(WORK REQUEST)
Count how many lines below include the string "Modal". Only that number should appear in the reply.

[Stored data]
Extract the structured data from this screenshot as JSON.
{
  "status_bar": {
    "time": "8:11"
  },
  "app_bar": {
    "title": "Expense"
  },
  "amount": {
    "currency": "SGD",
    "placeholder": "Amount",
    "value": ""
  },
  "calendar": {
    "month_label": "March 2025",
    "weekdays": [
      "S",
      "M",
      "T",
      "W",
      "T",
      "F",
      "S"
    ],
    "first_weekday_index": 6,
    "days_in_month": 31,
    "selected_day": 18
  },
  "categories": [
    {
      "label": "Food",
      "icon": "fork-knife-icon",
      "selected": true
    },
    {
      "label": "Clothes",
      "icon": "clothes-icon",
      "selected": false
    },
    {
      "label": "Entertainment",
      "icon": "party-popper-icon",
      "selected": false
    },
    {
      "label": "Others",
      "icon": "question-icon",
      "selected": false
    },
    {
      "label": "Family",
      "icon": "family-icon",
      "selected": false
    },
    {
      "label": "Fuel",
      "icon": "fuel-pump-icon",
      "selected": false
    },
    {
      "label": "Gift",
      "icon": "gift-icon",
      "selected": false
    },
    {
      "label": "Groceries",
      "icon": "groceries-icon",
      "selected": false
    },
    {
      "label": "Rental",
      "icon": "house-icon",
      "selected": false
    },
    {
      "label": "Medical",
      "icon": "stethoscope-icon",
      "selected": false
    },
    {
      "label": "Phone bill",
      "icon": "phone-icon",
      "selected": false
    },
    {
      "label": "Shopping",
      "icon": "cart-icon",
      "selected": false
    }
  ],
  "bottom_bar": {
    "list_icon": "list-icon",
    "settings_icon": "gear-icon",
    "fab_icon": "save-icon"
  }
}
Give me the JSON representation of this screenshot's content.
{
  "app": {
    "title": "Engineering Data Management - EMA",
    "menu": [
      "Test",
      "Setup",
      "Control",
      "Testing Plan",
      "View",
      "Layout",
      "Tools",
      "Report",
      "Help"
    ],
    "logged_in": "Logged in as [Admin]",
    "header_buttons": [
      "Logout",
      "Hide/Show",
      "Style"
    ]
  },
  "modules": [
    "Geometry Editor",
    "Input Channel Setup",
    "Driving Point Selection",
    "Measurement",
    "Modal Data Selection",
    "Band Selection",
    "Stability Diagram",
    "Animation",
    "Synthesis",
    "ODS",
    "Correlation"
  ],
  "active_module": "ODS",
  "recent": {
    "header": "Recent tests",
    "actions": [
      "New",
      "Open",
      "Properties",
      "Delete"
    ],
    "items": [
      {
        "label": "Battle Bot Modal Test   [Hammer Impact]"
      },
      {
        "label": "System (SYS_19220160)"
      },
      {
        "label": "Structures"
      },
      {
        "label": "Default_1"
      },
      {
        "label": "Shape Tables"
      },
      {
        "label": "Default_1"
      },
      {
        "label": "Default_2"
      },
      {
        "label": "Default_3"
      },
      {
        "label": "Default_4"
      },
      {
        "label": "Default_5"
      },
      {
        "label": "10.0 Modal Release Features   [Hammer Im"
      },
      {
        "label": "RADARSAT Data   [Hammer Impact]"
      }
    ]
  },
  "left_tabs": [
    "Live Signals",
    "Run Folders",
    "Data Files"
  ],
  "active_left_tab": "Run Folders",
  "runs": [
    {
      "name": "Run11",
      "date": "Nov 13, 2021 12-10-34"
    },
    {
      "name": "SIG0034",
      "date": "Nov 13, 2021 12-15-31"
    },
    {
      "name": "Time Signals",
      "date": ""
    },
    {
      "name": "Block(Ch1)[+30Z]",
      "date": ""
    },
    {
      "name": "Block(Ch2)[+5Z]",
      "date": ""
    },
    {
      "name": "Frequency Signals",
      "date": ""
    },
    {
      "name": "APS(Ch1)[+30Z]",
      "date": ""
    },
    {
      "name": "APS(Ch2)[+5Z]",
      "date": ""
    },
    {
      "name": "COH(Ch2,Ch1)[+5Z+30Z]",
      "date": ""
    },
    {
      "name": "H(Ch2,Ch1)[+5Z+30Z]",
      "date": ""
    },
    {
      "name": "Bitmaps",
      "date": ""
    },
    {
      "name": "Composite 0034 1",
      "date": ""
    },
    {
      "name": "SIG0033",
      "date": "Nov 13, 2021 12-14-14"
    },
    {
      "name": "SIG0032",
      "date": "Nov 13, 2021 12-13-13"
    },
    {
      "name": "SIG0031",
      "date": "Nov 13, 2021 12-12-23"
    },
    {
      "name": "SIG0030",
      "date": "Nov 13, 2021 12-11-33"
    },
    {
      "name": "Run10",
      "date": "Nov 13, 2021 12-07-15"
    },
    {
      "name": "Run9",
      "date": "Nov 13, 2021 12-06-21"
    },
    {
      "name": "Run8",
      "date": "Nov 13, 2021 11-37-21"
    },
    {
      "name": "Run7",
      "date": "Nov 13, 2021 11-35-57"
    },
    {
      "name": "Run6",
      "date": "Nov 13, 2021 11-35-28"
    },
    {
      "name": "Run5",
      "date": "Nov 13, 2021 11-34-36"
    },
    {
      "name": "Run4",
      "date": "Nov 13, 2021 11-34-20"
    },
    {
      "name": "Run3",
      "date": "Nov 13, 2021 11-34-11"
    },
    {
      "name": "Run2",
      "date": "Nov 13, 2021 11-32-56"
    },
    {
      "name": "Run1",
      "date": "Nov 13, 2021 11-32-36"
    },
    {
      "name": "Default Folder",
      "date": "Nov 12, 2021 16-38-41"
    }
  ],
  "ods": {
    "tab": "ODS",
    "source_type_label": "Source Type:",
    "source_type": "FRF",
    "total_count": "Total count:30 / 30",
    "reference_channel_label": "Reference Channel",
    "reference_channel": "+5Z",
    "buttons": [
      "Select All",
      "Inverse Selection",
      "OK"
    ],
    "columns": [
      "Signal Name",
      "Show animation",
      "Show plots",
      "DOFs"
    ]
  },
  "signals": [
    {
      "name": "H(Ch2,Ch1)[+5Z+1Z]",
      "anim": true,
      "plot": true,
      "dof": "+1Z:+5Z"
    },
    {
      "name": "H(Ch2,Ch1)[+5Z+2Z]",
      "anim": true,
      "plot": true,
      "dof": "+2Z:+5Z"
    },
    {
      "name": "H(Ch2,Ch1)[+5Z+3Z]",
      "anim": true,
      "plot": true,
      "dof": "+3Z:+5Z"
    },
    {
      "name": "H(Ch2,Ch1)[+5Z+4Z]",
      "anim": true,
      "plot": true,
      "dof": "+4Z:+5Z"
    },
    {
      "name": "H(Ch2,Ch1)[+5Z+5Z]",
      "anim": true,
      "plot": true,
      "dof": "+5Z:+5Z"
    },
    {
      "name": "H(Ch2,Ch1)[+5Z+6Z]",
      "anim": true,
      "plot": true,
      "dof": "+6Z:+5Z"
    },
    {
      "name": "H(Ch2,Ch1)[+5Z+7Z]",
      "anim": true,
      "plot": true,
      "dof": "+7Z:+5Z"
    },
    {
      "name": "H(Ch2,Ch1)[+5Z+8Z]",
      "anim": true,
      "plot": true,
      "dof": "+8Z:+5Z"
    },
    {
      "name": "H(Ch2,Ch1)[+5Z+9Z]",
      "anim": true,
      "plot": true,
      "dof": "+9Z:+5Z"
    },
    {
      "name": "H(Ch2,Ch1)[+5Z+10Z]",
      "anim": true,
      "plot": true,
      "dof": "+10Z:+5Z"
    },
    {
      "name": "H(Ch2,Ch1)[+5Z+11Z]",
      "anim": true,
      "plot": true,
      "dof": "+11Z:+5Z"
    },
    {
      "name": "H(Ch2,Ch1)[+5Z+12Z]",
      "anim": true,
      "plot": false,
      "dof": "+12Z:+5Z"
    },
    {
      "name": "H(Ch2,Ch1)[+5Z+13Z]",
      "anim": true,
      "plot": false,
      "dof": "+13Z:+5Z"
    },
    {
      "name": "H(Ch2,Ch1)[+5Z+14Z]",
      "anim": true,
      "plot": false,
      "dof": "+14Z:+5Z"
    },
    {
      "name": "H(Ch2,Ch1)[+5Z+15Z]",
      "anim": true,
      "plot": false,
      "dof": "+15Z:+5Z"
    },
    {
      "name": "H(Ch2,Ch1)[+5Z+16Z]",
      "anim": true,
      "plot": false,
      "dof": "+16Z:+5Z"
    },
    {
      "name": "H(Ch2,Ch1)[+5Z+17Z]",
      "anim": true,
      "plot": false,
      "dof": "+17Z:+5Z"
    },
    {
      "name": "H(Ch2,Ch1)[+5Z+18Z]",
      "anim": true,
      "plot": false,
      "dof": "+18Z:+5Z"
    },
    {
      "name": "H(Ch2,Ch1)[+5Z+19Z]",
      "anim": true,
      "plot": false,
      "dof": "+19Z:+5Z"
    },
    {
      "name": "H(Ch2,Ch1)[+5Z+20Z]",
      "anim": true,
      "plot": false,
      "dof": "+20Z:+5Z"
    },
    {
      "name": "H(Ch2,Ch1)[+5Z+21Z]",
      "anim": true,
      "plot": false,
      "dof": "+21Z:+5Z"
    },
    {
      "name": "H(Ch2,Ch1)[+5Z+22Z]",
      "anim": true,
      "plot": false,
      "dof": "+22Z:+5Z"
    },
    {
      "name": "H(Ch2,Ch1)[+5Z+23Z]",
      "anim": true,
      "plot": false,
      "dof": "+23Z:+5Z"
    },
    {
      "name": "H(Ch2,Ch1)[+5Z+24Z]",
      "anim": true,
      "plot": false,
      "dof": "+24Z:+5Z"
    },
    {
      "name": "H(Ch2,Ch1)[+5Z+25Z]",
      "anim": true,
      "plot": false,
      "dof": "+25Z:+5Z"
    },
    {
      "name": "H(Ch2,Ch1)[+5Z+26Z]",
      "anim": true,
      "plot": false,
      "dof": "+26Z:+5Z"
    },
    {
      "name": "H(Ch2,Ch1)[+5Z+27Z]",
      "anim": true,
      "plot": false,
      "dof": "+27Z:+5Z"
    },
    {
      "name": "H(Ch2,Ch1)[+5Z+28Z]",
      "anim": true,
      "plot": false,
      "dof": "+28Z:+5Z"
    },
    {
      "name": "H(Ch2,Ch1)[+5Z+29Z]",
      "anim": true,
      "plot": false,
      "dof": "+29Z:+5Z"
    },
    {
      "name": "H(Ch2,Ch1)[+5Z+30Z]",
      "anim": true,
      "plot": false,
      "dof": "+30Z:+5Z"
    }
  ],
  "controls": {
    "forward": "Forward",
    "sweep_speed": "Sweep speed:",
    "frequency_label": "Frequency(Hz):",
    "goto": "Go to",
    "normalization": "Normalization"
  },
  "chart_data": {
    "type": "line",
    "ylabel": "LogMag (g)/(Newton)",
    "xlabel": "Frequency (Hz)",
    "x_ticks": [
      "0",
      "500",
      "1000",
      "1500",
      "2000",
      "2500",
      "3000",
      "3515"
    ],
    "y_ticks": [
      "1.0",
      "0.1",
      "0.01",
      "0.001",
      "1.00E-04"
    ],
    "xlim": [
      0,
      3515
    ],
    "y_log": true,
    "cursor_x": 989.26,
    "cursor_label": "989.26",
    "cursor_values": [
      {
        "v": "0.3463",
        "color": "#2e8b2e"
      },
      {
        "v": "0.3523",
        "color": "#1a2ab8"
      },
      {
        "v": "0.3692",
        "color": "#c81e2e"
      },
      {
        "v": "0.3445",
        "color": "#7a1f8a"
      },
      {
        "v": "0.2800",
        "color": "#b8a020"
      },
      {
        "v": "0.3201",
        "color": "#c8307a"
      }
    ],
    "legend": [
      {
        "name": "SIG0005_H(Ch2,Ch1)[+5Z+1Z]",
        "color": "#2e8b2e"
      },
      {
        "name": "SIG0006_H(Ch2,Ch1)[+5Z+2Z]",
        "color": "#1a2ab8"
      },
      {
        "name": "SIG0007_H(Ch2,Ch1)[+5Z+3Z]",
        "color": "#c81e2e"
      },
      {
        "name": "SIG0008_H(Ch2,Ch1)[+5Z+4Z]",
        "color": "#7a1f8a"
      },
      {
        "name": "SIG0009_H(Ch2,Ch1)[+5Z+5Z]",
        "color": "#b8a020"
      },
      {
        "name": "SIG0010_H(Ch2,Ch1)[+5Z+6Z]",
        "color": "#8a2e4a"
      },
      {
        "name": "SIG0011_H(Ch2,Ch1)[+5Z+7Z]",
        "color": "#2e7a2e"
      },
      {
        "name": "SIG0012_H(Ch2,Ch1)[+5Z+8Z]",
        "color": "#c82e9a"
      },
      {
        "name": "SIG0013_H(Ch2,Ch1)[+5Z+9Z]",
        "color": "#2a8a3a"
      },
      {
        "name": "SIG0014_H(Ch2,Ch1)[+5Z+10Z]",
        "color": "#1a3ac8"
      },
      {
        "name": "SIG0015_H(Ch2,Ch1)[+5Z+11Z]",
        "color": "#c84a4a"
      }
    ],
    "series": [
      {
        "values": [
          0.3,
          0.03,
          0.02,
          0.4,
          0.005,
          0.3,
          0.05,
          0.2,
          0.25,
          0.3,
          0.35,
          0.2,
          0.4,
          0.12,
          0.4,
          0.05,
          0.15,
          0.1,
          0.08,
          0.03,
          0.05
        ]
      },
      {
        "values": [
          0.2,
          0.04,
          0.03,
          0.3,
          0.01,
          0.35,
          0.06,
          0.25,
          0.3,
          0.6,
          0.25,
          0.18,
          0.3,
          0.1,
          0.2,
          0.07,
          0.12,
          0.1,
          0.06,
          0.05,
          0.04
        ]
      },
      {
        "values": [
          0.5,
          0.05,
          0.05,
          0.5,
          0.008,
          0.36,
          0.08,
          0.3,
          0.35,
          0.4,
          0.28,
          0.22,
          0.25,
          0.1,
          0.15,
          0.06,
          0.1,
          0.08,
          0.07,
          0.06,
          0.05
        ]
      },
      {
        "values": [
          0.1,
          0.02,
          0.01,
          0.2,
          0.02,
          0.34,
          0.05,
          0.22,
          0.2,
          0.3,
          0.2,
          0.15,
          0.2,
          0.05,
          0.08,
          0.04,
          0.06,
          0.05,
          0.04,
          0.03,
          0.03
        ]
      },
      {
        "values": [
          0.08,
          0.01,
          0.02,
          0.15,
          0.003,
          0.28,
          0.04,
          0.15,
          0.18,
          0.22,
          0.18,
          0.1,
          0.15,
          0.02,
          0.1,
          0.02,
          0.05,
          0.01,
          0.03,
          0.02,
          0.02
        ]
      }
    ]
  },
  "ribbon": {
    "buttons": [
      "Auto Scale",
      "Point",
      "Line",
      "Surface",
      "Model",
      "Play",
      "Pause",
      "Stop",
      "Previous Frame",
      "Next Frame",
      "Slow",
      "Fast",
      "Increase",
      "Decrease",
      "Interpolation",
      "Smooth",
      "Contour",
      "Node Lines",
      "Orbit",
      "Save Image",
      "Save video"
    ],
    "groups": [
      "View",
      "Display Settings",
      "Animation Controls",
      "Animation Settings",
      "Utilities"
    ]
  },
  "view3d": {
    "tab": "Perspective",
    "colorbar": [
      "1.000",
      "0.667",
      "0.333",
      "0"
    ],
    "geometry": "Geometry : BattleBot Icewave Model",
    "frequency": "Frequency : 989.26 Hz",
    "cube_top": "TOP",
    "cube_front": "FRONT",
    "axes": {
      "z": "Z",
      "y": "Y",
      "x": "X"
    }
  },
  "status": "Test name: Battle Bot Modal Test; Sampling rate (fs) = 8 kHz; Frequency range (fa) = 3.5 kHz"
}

(FINISHED TASK)
4